It happened about 7 p.m. Thursday on the north part of the four-lane Interstate 5 bridge near Mount Vernon, about 60 miles north of Seattle and 40 miles south of the Canada border, and disrupted travel in both directions.
Initially, it wasn't clear if the bridge just gave way on its own. But at an overnight news conference, Washington State Patrol Chief John Batiste blamed it on two tractor-trailers carrying an oversize load that hit an upper part of the span. The vertical clearance from the roadway to the beam is 14.6 feet.
"For reasons unknown at this point in time, the semi struck the overhead of the bridge causing the collapse," Batiste said. Investigators are trying to find out how this happened.
Transportation officials are working on plans for either a temporary or permanent replacement
Governor Jay Inslee said three people were removed from the river and taken to hospitals, with no casualties reported.
Rescue teams launched boats and rescued the three people, while divers searched for any other people. No others were found, and it is believed there were no others.
Dan Sligh, who was driving on the bridge before a section of it collapsed, said that his truck went right off the bridge and landed in the river. His shoulder was dislocated, and the truck's roof was caved in.
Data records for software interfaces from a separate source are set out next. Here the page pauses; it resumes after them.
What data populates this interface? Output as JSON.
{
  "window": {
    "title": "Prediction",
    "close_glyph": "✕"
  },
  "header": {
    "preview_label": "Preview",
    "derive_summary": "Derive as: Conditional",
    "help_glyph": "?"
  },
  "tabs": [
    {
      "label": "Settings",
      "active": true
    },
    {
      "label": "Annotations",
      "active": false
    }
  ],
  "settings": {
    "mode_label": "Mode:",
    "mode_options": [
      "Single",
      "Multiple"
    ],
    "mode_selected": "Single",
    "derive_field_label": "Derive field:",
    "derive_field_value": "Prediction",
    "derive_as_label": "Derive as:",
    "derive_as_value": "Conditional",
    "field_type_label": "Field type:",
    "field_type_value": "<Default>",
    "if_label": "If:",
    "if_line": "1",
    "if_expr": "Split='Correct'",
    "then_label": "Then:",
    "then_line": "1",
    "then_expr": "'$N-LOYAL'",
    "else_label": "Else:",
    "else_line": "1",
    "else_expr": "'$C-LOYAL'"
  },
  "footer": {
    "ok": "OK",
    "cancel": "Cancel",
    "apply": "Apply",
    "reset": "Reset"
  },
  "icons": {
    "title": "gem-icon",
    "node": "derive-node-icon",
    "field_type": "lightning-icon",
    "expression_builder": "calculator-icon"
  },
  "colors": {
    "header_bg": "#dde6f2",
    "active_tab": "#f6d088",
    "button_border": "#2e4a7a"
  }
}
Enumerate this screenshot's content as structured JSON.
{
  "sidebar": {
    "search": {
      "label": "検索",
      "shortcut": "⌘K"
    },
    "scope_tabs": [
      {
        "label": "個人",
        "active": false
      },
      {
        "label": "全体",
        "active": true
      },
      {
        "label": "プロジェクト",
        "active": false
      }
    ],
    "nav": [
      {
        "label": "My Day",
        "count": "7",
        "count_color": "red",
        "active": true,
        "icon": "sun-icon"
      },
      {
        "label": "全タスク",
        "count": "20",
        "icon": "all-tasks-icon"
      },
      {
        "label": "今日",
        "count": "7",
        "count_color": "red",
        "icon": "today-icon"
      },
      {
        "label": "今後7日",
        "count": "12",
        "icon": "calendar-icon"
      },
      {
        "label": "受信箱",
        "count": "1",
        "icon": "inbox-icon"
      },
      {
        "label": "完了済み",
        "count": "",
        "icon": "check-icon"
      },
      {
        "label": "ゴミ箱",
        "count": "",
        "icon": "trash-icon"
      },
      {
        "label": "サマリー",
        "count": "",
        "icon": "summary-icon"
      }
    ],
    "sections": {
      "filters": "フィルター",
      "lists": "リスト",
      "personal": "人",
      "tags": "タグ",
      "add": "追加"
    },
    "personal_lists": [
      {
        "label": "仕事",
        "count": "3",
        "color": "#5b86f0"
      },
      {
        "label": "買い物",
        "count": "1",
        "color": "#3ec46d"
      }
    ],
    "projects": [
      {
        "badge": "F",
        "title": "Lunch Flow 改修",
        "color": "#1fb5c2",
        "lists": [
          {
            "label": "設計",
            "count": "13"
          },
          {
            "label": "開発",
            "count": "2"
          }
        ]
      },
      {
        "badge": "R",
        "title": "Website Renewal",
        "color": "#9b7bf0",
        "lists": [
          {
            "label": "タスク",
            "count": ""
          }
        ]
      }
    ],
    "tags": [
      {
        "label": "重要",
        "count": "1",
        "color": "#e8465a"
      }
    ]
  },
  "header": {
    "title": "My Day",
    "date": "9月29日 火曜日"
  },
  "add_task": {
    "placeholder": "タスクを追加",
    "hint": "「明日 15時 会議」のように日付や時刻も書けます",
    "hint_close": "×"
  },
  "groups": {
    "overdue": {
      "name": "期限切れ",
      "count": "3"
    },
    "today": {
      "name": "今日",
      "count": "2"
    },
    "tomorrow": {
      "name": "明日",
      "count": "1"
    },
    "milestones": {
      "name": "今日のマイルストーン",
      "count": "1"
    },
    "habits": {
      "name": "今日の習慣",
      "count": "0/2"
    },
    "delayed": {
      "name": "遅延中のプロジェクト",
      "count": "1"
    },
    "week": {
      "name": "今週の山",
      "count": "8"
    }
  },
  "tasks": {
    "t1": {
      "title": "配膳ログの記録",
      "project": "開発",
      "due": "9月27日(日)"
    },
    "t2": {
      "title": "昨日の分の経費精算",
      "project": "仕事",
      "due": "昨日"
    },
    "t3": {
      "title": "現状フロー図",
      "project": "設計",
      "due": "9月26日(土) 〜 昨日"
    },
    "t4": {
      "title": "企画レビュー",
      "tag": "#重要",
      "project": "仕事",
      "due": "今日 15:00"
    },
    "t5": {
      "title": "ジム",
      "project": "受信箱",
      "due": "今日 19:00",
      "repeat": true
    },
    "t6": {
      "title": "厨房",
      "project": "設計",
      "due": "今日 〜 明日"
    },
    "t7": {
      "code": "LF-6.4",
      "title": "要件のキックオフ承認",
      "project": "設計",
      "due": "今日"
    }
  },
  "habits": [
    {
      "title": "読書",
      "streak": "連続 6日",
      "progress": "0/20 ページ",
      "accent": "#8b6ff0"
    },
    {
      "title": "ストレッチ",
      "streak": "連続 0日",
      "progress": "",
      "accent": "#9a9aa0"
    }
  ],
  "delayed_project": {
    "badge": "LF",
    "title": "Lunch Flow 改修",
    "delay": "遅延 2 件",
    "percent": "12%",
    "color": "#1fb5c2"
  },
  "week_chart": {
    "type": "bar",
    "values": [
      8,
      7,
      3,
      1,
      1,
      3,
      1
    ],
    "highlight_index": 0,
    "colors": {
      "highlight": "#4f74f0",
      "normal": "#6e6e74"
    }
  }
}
He and his wife were being treated for injuries at a local hospital. "Rough day," he said.
The Associated Press contributed to this report.